The surprising fact is energy efficiency employs more than 2 million workers, which is over four times more jobs than solar, wind, coal, and fossil gas combined.Forest Bradley-Wright | December 22, 2021
Clean energy is not only the power we generate but also the power we save – a.k.a. energy efficiency. Every kilowatt-hour saved through efficiency reduces the need for energy from fossil fuel power plants – thereby eliminating harmful carbon emissions.
What is Energy Efficiency?
By comparison to solar and wind energy, or even traditional fossil fuel power plants, energy efficiency is humble and often common sense. Solar power, for instance, is highly visible – both in the news and on top of people’s houses. While just as important, most energy efficiency improvements are not nearly as recognizable because they tend to be located in hard-to-see places, or else they’re hiding in plain sight. Here are just a few examples:
- Insulation in attics, walls, and under floors
- Door sweeps, caulk, and foam used to seal air leaks around windows, doors, and plumbing penetrations
- Heating and air conditioning systems, ductwork, and thermostats
- Water heaters, appliances, and household electronics
- LED Lighting and controls
And the list goes on and on. There are literally thousands of energy efficiency measures, each one fitting seamlessly into our ordinary lives.

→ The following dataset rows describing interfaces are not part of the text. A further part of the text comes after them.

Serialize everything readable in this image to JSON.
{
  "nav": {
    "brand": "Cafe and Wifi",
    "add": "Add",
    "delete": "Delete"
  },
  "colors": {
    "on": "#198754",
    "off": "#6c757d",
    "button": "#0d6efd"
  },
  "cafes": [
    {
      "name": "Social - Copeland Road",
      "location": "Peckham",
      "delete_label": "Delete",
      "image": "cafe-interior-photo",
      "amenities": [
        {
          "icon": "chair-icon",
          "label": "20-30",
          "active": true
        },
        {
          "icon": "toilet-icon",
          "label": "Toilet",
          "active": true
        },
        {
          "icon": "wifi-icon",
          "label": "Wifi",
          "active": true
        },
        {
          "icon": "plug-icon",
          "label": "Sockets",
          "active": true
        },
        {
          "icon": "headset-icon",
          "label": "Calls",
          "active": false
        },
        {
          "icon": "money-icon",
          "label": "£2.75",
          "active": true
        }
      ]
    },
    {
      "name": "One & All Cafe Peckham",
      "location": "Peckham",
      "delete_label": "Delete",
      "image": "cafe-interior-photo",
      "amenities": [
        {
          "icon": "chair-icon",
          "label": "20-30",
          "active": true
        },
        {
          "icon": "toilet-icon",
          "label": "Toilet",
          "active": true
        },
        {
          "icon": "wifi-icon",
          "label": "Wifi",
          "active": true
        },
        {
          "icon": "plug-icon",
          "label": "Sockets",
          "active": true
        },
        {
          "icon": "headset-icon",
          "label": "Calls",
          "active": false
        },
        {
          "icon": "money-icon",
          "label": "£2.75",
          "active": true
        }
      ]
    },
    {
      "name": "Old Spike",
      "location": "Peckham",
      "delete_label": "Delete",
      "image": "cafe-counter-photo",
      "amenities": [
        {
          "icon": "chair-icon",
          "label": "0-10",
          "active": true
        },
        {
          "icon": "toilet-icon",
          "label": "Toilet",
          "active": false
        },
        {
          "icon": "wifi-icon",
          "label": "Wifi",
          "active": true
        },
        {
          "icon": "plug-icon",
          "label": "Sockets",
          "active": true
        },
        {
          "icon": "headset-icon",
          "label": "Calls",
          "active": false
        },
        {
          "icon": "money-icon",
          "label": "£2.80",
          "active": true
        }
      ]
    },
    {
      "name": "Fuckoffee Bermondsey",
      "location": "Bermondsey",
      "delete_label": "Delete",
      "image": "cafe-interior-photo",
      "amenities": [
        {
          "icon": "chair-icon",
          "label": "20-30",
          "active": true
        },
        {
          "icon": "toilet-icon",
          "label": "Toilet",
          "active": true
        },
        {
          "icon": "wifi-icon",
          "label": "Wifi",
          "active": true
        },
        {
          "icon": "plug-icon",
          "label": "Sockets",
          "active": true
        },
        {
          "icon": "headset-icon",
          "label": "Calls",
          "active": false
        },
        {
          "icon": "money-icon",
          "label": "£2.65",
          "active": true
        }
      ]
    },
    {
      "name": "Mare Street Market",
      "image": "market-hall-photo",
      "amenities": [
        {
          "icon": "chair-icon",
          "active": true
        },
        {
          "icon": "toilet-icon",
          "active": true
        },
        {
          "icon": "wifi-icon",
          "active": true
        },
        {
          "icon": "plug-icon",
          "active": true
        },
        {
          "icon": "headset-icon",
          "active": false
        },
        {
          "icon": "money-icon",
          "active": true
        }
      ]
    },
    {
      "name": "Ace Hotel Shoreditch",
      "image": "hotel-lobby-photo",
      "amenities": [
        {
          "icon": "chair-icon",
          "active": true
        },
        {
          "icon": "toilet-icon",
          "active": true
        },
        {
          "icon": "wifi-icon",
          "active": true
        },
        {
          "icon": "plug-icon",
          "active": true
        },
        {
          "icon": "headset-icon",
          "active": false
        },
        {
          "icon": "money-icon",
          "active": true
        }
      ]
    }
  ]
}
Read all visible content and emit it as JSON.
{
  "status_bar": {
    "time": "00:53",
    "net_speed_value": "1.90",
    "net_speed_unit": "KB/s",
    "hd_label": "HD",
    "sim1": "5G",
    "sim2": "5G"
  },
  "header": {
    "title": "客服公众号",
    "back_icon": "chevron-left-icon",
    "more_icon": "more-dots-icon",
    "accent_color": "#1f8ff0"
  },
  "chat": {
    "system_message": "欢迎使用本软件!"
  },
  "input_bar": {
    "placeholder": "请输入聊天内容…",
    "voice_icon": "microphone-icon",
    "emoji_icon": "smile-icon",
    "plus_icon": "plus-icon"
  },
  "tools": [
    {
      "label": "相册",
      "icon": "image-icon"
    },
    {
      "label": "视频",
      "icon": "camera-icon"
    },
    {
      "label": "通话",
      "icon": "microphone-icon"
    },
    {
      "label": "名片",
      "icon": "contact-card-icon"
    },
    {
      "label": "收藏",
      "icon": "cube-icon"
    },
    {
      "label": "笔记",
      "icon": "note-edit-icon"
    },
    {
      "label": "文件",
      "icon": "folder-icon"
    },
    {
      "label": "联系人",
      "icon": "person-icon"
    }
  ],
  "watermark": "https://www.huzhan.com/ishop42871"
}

They use less energy than the standard version of the same products, or they help to reduce structural loss of thermal energy (in other words, they keep your heat and air conditioning inside your home). The opportunities for efficiency are endless if often underappreciated…especially in the Southeast.
Clean Energy Drives New Job Creation
As the transition to clean energy has gained momentum, it has been creating a lot of jobs. With the rapid expansion of solar and wind energy in recent years, renewable energy has seen some of the fastest new job growth in the country (and not just in relation to the energy sector). According to the 2019 U.S. Energy and Employment Report, by 2018 the solar sector employed 242,343 direct workers and the wind sector employed 111,166. That’s an impressive accomplishment, especially when compared to 86,202 coal jobs and 43,526 fossil gas jobs at the time.
So, how does energy efficiency stack up? A comparison between hiring in renewable energy and energy efficiency reveals some surprising results.
Surprising fact: the same U.S. Energy and Employment Report noted above shows that the largest source of employment in the energy sector doesn’t come from power generation at all, it’s from energy efficiency – which in 2018 employed 2,324,866 workers. That’s nearly ten times more jobs than solar, 20 times higher than wind, and 50 times more employment than the fossil gas sector. What’s more, from 2016-2018 efficiency jobs were also growing at the fastest rate in the energy sector, 5.37% annually.
“Energy Efficiency employment covers both the production and installation of energy-saving products and the provision of services that reduce end-use energy consumption.”
– U.S. Energy & Employment Report
Unfortunately, the Covid-19 pandemic caused significant job losses across all parts of the energy sector. The 2021 U.S. Energy and Employment Report revealed that the largest total number of jobs lost in the entire energy sector was from energy efficiency, down 272,000 (11.4%) from the previous year. Nearly two-thirds of the job losses were in the construction sector. Even so, energy efficiency is still an enormous source of employment, as shown in the chart above.
Role of Utility Efficiency Programs
Energy efficiency savings, and job creation, tend to be driven by three types of policies:
- Building codes
- Appliance and device standards
- Incentive programs administered by regulated utilities
Our work at SACE focuses primarily on utility-administered energy efficiency programs. Each year we track their performance closely and present findings in our Energy Efficiency in the Southeast Annual Reports. Unlike codes and standards, utility efficiency programs are funded by dollars that would otherwise have been spent on more expensive (and wasted) power generation. Additionally, utility efficiency programs reach far beyond codes and standards, which merely establish minimum performance requirements. Finally, utility efficiency programs provide access to efficiency savings opportunities for families who are not interested, or able, to buy new houses or appliances (and therefore would not readily benefit from the latest codes and standards).
Unfortunately, the Southeast has long trailed the rest of the country in utility energy efficiency performance. As a result, many states in our region have among the nation’s highest average residential energy usage – AND some of the highest monthly bills. But if there is to be an upside to all those years of underinvestment, it is that there remains tremendous untapped energy efficiency saving potential in the Southeast. If seriously pursued, this potential could still yield tremendous economic benefits for customers – while also driving new job growth.
Ultimately, wasted energy drains money out of our local economy, while energy efficiency creates jobs and puts dollars back in family budgets. As a result, more dollars circulating in local economies, creating even more new jobs and business growth opportunities. The transition to a clean energy future will require pursuing every available strategy – but none will be more affordable or create more jobs than energy efficiency.
Stay tuned for the release of our 4th Energy Efficiency in the Southeast Annual Report scheduled for release in early 2022!